CIBEL Lunchtime Talk: The Silk Road: History and Current Importance, Given by Adjunct Professor Nicholas Morris on 18th August 2016

Chenxi Wang (Ph.D. Candidate, UNSW Law)

Nicholas’ presentation introduced the history and the current status of China’s Silk Road initiative. Based on this introduction, Nicolas proposed more research to be done in the future for the smooth operation of the Silk Road.

Silk Road in Ancient Times
The Silk Road started from the Han Dynasty (206 BCE – 22 CE) when China set up the trade link with the Roman Empire. At that time, China traded its goods such as silk, fine dishware, ornaments with Romans’ products including horses, jade, furs, gold, and so on. Apart from trade, China and other countries along the Silk Road trade route also conducted cultural exchanges through learning from each other. In general, the ancient Silk Road not only facilitated trade between China and Eurasia but also played a crucial role in promoting the great civilizations of China, Mesopotamia, Persia, India, and Rome.

Revival of the Silk Road in the Contemporary Era
In the contemporary era marked by the expanding economic integration, China put forward the initiative of ‘One Belt, One Road’ to revive its ancient trade tradition of the Silk Road and recall China’s historical role in trade promotion between Asia and Europe. The new Chinese initiative of ‘One Belt, One Road’ is part of China’s ‘Go Out’ strategy and shaped by a series of government documents. For instance, the initiative is prescribed in the 2014 Chinese Government ‘Work Report’ and the 2015 National Development and Reform Commission Silk Road Strategy Paper. The ‘One Belt, One Road’ initiative also receives a strong financial backing from the Chinese government. Examples are China’s Silk Road Infrastructure Fund and China’s capital contribution made through the Asian Infrastructure Investment Bank.

Progress of the Silk Road So Far
The new Silk Road initiative has exerted influence on Eurasian economic cooperation and witnessed a proliferation of emerging International Agreements: the expanded 1+4 Shanghai Cooperation Organization (SCO) in 2016, the advancement in the negotiation on the 16+1 Agreement with Central and Eastern European Countries (CEE), and so on.

Besides progress in rules, progresses in practice have also been achieved along the dual land and maritime trade routes of the Silk Road. Several corridors, such as China – Mongolia – Russia Corridor, China – Central Asia – West Asia Corridor, have been built up or are under development along the land route named ‘Silk Road Economic Belt’. The construction of Ports and Canals exampled by the Piraeus Port and the Strait of Malacca and the Suez Canal is also progressing along the maritime route named ‘Maritime Silk Road’.

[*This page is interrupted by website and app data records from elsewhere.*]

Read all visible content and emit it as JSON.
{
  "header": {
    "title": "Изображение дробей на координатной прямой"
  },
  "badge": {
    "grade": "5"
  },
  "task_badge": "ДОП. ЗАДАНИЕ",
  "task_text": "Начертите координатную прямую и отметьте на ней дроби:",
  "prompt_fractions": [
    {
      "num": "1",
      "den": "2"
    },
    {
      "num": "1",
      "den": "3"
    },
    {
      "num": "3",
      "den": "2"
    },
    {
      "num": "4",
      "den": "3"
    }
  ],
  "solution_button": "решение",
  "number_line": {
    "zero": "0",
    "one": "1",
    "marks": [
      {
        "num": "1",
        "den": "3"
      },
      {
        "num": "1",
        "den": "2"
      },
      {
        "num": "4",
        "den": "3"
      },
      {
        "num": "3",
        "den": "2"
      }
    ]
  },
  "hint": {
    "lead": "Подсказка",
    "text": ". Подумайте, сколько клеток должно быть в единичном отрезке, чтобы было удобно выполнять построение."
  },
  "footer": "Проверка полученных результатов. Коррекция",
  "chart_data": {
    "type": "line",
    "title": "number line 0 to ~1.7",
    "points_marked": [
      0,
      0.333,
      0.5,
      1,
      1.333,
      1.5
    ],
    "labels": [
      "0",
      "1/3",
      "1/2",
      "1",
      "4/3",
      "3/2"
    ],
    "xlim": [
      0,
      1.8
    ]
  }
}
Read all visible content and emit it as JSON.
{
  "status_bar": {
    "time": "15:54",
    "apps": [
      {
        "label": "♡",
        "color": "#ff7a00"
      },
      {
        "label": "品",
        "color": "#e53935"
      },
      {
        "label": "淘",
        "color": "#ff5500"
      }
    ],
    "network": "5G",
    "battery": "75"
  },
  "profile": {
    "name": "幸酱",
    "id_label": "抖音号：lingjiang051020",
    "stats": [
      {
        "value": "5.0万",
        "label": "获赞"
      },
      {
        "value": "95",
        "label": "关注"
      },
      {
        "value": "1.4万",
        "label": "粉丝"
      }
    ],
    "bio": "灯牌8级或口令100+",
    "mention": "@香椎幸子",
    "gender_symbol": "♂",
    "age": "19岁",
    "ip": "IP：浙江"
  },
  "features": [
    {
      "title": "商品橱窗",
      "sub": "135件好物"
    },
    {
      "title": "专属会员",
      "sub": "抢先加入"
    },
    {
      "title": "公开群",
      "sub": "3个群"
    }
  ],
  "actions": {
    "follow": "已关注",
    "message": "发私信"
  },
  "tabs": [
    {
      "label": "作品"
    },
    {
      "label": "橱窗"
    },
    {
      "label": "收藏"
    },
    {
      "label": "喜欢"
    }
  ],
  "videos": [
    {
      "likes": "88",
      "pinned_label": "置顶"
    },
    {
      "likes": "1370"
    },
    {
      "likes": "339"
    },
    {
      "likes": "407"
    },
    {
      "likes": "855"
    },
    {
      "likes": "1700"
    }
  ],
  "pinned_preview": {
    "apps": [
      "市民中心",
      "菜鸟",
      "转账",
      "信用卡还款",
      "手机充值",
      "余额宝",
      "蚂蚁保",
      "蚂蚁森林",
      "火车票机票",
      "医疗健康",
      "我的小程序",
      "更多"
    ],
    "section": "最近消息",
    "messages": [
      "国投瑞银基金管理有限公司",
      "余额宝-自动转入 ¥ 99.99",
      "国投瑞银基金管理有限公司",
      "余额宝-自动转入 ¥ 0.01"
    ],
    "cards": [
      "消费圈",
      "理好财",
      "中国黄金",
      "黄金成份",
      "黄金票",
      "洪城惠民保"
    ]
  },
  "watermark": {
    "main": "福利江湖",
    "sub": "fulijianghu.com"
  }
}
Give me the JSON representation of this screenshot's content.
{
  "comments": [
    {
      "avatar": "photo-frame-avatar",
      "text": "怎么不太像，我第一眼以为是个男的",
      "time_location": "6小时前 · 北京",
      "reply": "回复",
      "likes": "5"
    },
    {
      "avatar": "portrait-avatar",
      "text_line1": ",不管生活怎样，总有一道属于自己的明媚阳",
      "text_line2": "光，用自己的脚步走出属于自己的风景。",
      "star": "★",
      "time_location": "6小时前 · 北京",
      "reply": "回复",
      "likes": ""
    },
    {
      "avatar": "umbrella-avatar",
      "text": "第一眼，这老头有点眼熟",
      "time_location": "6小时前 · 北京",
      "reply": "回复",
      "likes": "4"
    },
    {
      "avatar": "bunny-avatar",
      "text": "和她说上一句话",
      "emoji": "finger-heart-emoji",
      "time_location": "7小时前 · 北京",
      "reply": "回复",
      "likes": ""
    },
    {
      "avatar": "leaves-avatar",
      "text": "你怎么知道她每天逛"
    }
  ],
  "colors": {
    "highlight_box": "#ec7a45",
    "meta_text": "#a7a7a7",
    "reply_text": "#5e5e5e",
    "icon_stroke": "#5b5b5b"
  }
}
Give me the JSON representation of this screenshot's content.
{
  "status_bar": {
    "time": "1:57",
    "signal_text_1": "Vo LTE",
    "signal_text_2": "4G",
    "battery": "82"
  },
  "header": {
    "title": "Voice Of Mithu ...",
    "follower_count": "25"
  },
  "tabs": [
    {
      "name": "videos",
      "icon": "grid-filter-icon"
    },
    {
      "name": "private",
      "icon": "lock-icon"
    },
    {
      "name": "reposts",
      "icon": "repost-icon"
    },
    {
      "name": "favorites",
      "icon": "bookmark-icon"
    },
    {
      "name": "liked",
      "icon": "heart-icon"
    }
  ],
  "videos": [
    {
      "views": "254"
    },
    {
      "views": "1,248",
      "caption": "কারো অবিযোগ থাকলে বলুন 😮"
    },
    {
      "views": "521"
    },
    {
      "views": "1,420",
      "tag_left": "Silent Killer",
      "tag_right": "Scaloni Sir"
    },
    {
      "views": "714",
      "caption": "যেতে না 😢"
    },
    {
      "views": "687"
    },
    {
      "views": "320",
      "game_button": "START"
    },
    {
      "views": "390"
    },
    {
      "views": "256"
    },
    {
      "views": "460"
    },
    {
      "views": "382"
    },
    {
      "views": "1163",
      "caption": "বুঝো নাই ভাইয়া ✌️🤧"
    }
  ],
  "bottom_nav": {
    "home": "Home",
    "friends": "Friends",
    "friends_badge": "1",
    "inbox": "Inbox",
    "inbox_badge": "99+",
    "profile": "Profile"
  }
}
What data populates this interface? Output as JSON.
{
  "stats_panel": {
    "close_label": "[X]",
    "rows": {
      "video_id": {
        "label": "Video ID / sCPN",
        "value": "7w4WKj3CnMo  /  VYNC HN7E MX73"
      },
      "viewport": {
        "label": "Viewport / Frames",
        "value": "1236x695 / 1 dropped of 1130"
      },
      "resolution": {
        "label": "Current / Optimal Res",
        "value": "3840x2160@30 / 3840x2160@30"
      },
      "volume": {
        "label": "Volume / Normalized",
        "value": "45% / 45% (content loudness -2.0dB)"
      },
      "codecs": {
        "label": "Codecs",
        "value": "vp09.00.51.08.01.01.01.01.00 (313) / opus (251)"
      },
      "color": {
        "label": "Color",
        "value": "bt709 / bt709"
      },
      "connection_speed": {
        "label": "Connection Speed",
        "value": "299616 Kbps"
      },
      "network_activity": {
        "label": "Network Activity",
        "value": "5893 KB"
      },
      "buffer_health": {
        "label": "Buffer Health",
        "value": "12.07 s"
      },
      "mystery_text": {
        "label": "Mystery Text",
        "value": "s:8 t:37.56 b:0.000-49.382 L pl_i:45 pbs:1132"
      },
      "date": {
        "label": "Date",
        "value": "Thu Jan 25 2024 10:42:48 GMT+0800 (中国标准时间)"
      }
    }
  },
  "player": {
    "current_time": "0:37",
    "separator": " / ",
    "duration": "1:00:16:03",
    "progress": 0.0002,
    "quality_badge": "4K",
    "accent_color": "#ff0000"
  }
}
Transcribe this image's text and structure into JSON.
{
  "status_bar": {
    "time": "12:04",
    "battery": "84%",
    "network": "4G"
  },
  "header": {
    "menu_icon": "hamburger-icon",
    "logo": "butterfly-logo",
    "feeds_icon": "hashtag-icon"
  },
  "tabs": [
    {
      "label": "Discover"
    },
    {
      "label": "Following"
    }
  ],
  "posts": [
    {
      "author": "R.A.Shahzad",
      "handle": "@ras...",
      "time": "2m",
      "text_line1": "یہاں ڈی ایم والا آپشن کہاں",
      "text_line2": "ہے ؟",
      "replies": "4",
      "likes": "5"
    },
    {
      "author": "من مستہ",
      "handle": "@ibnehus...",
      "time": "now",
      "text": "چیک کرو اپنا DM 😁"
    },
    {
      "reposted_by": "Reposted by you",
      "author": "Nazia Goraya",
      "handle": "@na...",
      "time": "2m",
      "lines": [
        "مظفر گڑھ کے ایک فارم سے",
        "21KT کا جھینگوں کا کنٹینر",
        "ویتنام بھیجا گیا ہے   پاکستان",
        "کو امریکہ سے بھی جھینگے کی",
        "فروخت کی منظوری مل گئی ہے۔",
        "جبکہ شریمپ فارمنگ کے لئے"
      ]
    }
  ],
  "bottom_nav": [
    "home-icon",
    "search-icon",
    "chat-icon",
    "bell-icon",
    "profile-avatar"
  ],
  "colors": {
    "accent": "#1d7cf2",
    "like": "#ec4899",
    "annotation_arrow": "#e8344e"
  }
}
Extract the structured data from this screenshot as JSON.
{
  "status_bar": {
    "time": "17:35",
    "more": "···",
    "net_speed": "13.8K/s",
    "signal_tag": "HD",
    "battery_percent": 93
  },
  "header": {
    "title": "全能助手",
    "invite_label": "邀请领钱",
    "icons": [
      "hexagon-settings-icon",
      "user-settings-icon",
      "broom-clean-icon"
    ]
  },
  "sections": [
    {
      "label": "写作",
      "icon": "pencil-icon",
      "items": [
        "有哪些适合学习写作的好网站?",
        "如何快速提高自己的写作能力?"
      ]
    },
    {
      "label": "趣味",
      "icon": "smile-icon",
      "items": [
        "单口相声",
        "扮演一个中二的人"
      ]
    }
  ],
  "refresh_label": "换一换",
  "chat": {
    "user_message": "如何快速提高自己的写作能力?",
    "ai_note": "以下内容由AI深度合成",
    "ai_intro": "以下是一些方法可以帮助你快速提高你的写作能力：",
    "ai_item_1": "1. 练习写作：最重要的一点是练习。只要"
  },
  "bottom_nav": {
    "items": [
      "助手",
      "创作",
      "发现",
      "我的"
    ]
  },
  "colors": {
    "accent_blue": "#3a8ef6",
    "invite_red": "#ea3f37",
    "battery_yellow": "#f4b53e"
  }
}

Challenges Faced by the Silk Road
China’s ‘One Belt, One Road’ initiative has received mixed responses from Eastern European Countries such as Poland and faces scepticism from countries like Kazakhstan which lack trust of the Chinese government. In addition to political hostility, legal challenges also appear due to gaps existing in the legal and regulatory framework of different countries involved in the Silk Road. For example, UNCTAD summarized: “The Central Asian countries have made progress with numerous legal reforms ….such as new commercial legislation …. but the implementation and enforcement of the legal and regulatory frameworks and the governing institutions upholding them have not always kept pace”.

Future Research Question: Achieving Harmonious Trade and Investment
Based on his current research achievements in two books ‘China in the International Economic Order’ and ‘Capital Failure’, Nicholas put forward the future research question concerning how to achieve harmonious trade and investment under the ‘One Belt, One Road’ initiative. Careful research is needed to identify how to harmonize different legal systems along the Silk Road such as Common Law (UK), Civil Law (Europe), and Religious Law (China – Taoist and Confucian). A clear understanding of local traditions and needs of countries involved in the ‘One Belt, One Road’ initiative is also warranted for the sustainable development of the Silk Road.